START The data

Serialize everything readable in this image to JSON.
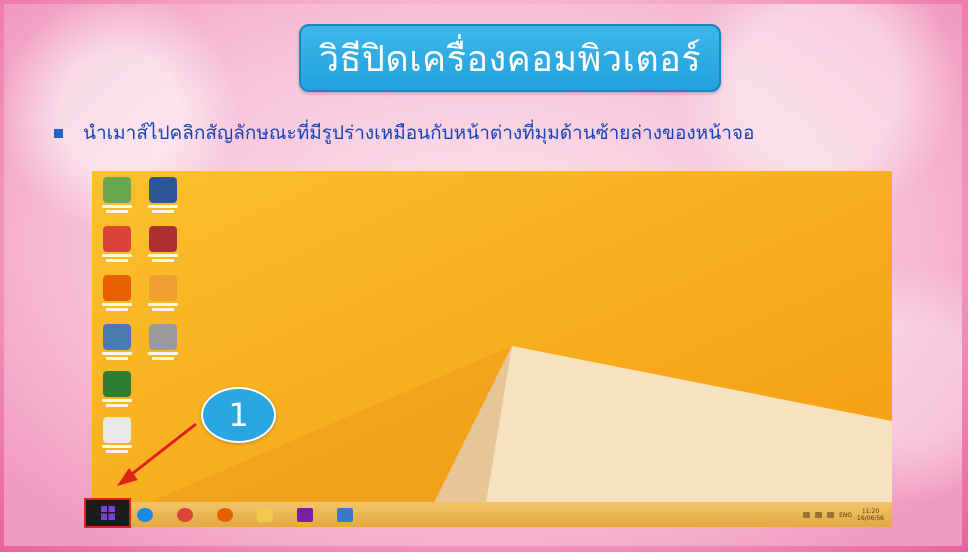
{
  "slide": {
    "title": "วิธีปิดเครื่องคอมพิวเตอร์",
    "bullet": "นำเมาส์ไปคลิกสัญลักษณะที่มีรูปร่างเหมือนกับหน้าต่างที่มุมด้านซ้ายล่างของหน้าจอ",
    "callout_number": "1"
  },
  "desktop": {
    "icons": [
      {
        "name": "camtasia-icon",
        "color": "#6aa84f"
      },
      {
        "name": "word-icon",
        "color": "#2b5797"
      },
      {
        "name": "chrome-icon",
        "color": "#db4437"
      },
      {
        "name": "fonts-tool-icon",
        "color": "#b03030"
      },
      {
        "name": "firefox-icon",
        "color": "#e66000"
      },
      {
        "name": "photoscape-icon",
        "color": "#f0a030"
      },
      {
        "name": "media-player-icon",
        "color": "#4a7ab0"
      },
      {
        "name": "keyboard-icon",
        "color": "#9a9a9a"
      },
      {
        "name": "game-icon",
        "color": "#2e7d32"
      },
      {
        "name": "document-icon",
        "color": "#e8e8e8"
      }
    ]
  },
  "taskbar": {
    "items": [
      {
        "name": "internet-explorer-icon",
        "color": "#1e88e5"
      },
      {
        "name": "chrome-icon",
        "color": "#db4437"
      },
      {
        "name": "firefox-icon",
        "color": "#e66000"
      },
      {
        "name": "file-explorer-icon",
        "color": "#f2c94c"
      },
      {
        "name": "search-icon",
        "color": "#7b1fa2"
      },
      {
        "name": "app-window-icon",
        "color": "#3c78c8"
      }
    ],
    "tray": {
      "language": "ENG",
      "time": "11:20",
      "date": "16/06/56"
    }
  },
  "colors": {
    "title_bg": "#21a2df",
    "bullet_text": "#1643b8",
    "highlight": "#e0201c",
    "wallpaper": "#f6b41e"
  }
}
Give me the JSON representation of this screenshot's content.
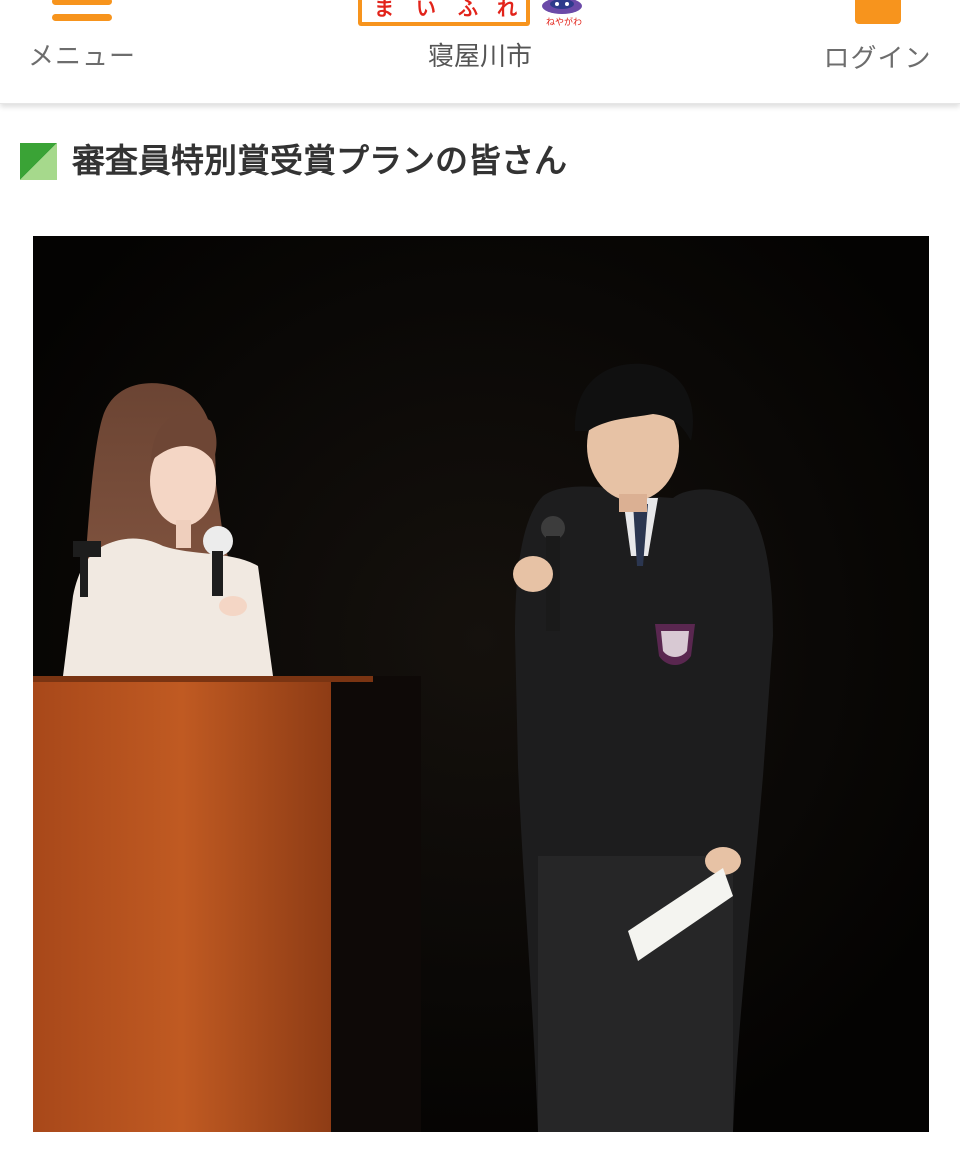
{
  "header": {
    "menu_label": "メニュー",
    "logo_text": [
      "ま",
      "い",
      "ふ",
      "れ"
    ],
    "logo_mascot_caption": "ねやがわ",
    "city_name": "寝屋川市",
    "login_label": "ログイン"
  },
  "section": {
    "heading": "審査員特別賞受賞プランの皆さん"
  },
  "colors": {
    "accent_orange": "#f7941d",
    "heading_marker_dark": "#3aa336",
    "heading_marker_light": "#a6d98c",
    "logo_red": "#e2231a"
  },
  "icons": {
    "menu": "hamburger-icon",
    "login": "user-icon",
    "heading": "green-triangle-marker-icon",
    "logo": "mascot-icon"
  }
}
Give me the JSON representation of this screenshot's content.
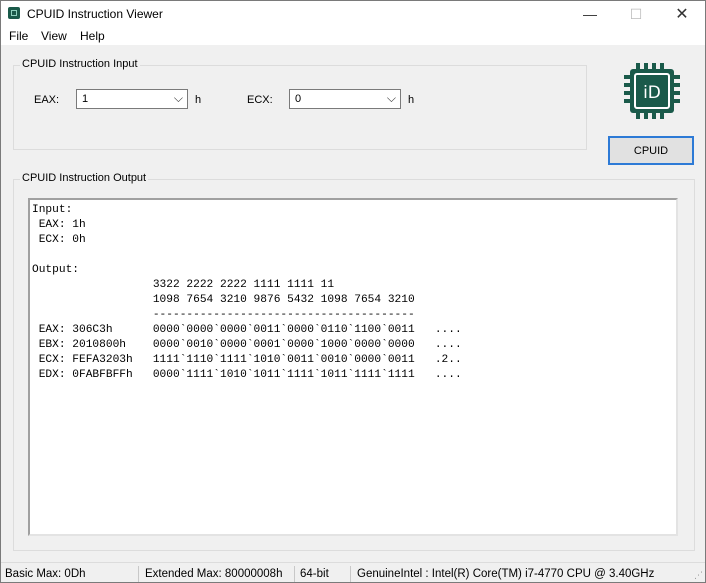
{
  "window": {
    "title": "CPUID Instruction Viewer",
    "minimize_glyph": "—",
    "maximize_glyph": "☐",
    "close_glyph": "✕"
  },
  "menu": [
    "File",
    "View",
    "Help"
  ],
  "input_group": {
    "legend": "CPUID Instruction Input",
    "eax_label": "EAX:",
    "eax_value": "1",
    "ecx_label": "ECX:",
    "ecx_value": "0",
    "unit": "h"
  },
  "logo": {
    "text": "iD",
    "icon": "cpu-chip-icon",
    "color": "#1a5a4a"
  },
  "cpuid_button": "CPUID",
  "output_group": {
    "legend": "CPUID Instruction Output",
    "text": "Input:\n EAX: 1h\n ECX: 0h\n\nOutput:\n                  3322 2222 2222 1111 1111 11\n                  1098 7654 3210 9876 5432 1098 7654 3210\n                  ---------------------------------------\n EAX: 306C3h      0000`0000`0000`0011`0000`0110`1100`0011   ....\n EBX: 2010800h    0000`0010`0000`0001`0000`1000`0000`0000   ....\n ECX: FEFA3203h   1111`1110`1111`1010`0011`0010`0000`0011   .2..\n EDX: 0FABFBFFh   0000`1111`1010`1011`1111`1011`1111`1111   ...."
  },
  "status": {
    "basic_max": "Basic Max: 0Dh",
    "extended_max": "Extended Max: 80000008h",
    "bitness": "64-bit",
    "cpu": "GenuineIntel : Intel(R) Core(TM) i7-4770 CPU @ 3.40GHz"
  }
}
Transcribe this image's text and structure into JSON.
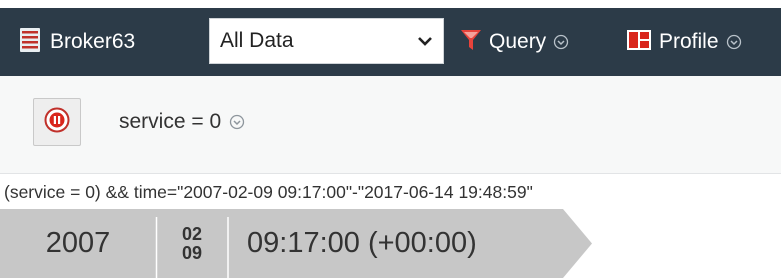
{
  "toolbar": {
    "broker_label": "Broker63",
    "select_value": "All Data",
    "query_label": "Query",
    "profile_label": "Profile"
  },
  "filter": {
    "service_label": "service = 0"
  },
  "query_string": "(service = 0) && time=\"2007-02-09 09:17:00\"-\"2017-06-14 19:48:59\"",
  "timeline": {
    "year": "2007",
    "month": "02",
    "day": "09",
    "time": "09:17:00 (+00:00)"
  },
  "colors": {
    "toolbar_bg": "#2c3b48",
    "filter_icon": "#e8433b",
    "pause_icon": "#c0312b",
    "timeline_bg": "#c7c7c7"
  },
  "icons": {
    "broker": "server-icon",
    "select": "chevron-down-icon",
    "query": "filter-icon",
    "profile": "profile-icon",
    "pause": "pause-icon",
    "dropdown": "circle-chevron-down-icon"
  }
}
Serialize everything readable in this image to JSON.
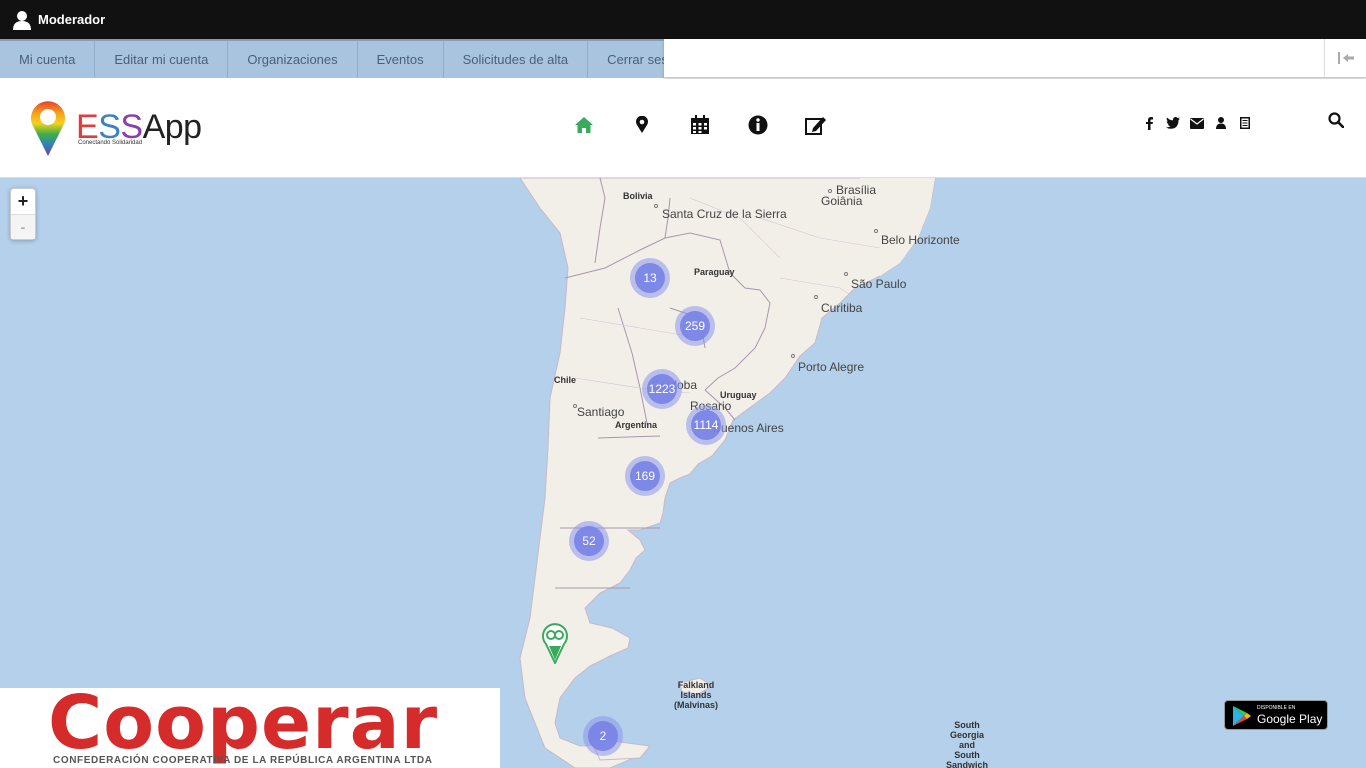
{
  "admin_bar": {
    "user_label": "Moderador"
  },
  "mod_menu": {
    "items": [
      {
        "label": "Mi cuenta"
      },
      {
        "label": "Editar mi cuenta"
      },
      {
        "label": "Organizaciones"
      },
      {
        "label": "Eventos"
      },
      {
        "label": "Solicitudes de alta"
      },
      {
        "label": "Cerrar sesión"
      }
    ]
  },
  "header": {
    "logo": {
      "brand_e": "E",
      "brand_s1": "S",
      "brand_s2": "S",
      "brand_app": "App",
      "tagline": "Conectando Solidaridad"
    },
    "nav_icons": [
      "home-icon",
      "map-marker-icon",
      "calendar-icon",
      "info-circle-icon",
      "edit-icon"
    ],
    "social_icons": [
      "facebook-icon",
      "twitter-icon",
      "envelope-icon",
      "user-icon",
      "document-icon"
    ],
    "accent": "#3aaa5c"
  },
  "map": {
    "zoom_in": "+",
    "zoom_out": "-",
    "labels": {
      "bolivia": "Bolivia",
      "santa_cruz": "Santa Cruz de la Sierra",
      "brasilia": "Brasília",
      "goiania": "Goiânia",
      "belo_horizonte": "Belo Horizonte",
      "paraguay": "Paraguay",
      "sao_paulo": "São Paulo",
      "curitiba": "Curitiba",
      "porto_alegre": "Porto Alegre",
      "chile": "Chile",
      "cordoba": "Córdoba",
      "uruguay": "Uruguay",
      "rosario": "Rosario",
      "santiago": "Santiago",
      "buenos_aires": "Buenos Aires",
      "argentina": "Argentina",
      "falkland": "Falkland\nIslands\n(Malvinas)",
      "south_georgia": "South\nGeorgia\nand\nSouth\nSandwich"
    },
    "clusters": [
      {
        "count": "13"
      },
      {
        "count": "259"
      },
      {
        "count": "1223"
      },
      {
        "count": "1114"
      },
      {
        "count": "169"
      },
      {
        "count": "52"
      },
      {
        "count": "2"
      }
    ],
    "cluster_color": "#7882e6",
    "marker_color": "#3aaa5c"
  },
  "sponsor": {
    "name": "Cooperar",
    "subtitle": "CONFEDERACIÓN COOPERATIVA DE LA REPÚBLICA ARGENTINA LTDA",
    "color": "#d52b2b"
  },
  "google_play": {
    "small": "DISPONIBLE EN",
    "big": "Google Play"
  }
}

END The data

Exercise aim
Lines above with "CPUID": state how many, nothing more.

Output below
4